Instructions for the task
Count the lines in the records beneath this task that contain the string "JSON", then give the count by itself.

Record set
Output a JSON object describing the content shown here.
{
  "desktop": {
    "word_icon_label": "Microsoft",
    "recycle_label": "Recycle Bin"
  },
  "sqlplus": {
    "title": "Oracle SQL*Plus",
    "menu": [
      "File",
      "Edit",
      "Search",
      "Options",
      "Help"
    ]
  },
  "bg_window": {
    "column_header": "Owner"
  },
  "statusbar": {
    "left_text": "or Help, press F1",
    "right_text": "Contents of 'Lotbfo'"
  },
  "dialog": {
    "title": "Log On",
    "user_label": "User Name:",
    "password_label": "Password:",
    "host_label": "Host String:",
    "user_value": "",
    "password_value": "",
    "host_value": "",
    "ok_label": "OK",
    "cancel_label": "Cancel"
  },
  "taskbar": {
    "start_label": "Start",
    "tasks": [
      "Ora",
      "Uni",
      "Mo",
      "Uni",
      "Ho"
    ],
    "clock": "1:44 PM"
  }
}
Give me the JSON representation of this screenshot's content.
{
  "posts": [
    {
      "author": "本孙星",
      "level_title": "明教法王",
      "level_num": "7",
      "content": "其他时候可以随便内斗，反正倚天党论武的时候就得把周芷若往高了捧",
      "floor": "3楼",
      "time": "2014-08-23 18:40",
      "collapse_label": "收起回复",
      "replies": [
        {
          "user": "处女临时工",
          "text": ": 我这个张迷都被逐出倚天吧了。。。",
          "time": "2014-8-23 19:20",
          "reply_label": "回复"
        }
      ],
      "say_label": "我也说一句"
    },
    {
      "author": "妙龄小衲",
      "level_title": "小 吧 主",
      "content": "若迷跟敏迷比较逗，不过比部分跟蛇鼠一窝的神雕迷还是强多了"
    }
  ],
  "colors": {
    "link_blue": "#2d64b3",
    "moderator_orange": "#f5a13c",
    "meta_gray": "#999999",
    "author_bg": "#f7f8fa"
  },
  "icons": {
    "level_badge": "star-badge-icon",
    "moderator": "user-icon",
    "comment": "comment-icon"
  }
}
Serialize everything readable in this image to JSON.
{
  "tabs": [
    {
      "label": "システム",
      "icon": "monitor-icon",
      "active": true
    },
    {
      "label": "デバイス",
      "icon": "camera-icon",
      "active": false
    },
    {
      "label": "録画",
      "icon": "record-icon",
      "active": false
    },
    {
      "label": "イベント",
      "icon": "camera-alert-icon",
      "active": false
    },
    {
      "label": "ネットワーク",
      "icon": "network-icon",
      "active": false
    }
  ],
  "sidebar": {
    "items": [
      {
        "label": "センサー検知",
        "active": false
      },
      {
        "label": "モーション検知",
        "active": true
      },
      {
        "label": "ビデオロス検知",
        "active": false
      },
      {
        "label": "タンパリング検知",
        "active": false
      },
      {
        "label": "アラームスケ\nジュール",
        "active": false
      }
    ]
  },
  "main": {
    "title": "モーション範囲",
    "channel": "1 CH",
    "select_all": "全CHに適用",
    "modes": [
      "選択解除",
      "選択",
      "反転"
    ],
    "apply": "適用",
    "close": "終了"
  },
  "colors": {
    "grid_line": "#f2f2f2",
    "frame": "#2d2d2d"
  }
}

Solution for this exercise
3